• Requirement:
Go through the entries below and pick out every line with "boite".

(Records from a data source)
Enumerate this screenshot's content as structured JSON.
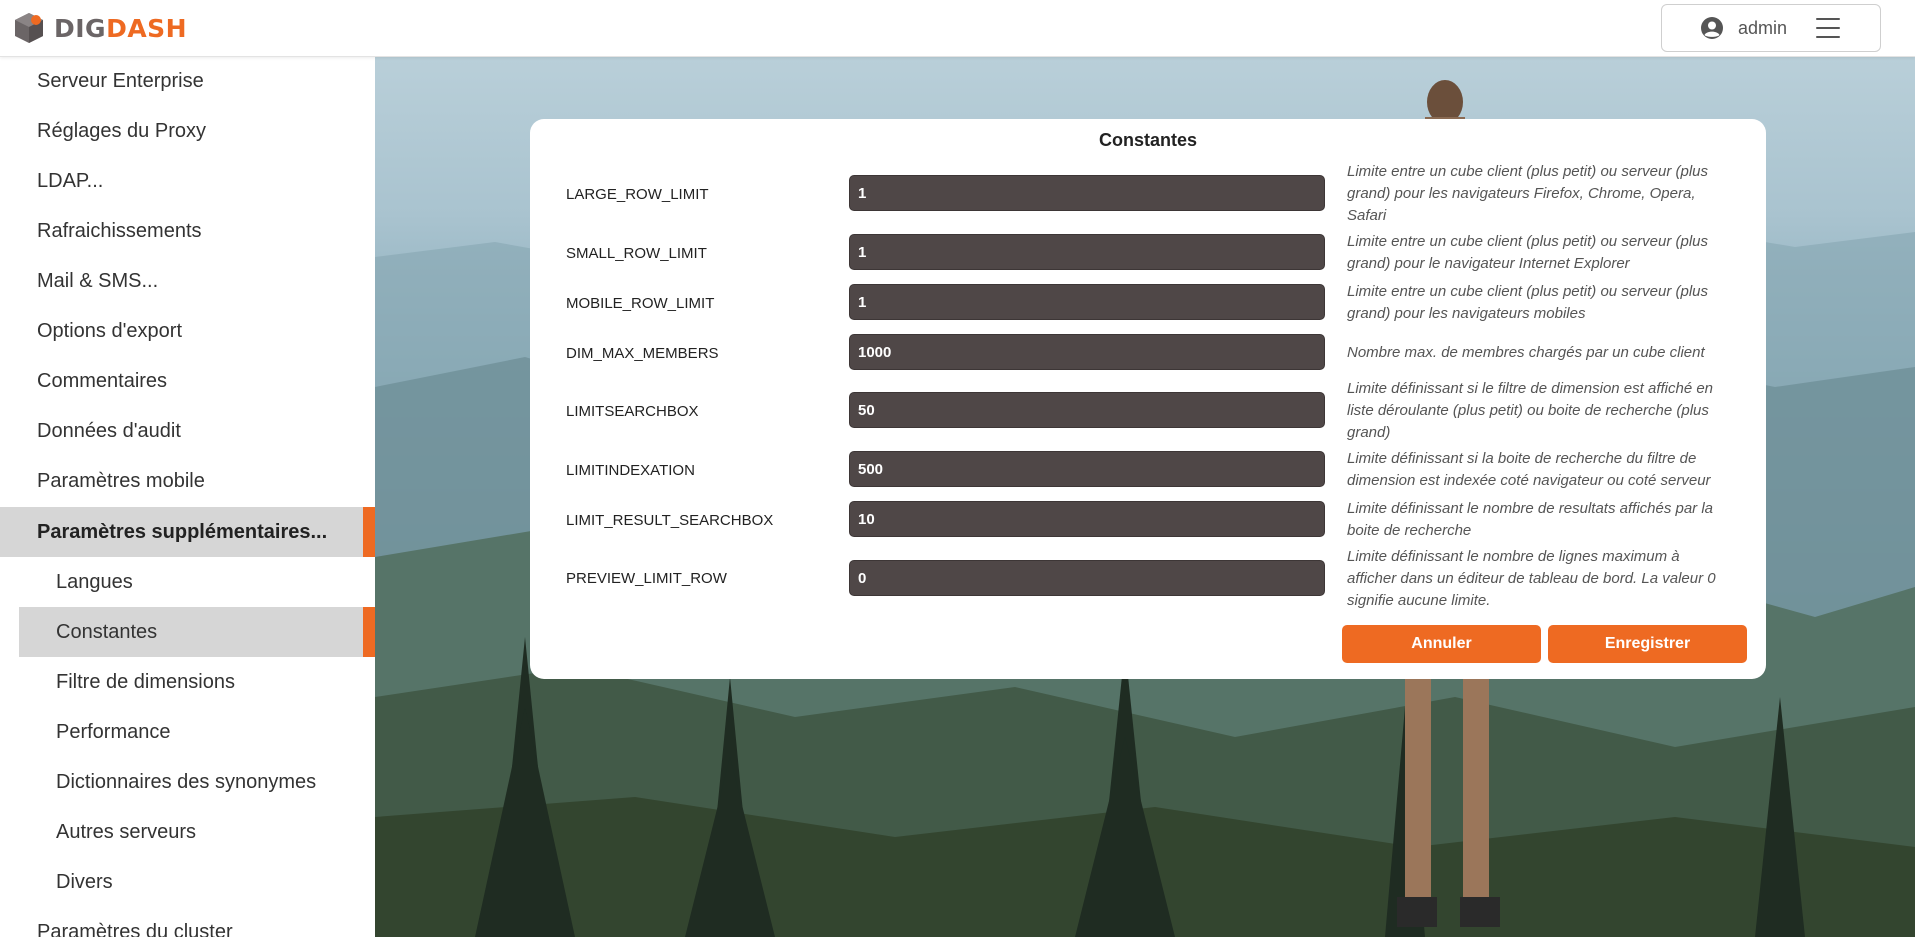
{
  "header": {
    "logo_dig": "DIG",
    "logo_dash": "DASH",
    "username": "admin"
  },
  "sidebar": {
    "items": [
      {
        "label": "Serveur Enterprise"
      },
      {
        "label": "Réglages du Proxy"
      },
      {
        "label": "LDAP..."
      },
      {
        "label": "Rafraichissements"
      },
      {
        "label": "Mail & SMS..."
      },
      {
        "label": "Options d'export"
      },
      {
        "label": "Commentaires"
      },
      {
        "label": "Données d'audit"
      },
      {
        "label": "Paramètres mobile"
      },
      {
        "label": "Paramètres supplémentaires..."
      },
      {
        "label": "Langues"
      },
      {
        "label": "Constantes"
      },
      {
        "label": "Filtre de dimensions"
      },
      {
        "label": "Performance"
      },
      {
        "label": "Dictionnaires des synonymes"
      },
      {
        "label": "Autres serveurs"
      },
      {
        "label": "Divers"
      },
      {
        "label": "Paramètres du cluster"
      }
    ]
  },
  "dialog": {
    "title": "Constantes",
    "rows": [
      {
        "label": "LARGE_ROW_LIMIT",
        "value": "1",
        "desc_lines": [
          "Limite entre un cube client (plus petit) ou serveur (plus",
          "grand) pour les navigateurs Firefox, Chrome, Opera,",
          "Safari"
        ]
      },
      {
        "label": "SMALL_ROW_LIMIT",
        "value": "1",
        "desc_lines": [
          "Limite entre un cube client (plus petit) ou serveur (plus",
          "grand) pour le navigateur Internet Explorer"
        ]
      },
      {
        "label": "MOBILE_ROW_LIMIT",
        "value": "1",
        "desc_lines": [
          "Limite entre un cube client (plus petit) ou serveur (plus",
          "grand) pour les navigateurs mobiles"
        ]
      },
      {
        "label": "DIM_MAX_MEMBERS",
        "value": "1000",
        "desc_lines": [
          "Nombre max. de membres chargés par un cube client"
        ]
      },
      {
        "label": "LIMITSEARCHBOX",
        "value": "50",
        "desc_lines": [
          "Limite définissant si le filtre de dimension est affiché en",
          "liste déroulante (plus petit) ou boite de recherche (plus",
          "grand)"
        ]
      },
      {
        "label": "LIMITINDEXATION",
        "value": "500",
        "desc_lines": [
          "Limite définissant si la boite de recherche du filtre de",
          "dimension est indexée coté navigateur ou coté serveur"
        ]
      },
      {
        "label": "LIMIT_RESULT_SEARCHBOX",
        "value": "10",
        "desc_lines": [
          "Limite définissant le nombre de resultats affichés par la",
          "boite de recherche"
        ]
      },
      {
        "label": "PREVIEW_LIMIT_ROW",
        "value": "0",
        "desc_lines": [
          "Limite définissant le nombre de lignes maximum à",
          "afficher dans un éditeur de tableau de bord. La valeur 0",
          "signifie aucune limite."
        ]
      }
    ],
    "cancel_label": "Annuler",
    "save_label": "Enregistrer"
  },
  "colors": {
    "accent": "#ee6a22",
    "input_bg": "#4f4747",
    "selected_bg": "#d6d6d6"
  }
}
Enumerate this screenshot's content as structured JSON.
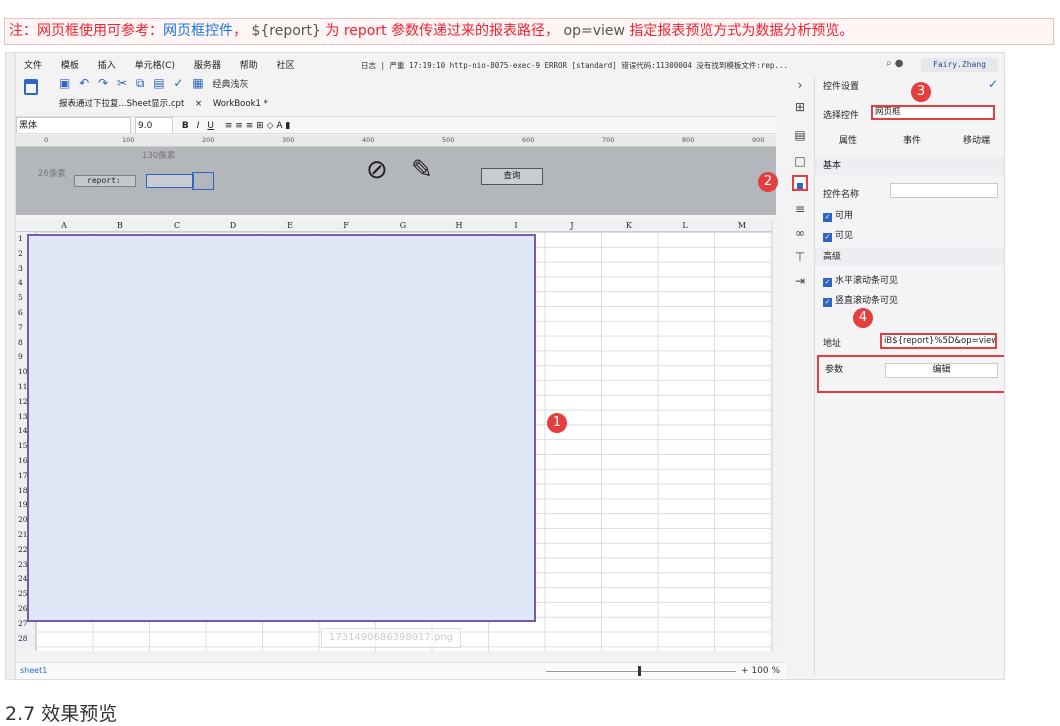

• Written answer:
          "liste déroulante (plus petit) ou boite de recherche (plus",
          "Limite définissant si la boite de recherche du filtre de",
          "boite de recherche"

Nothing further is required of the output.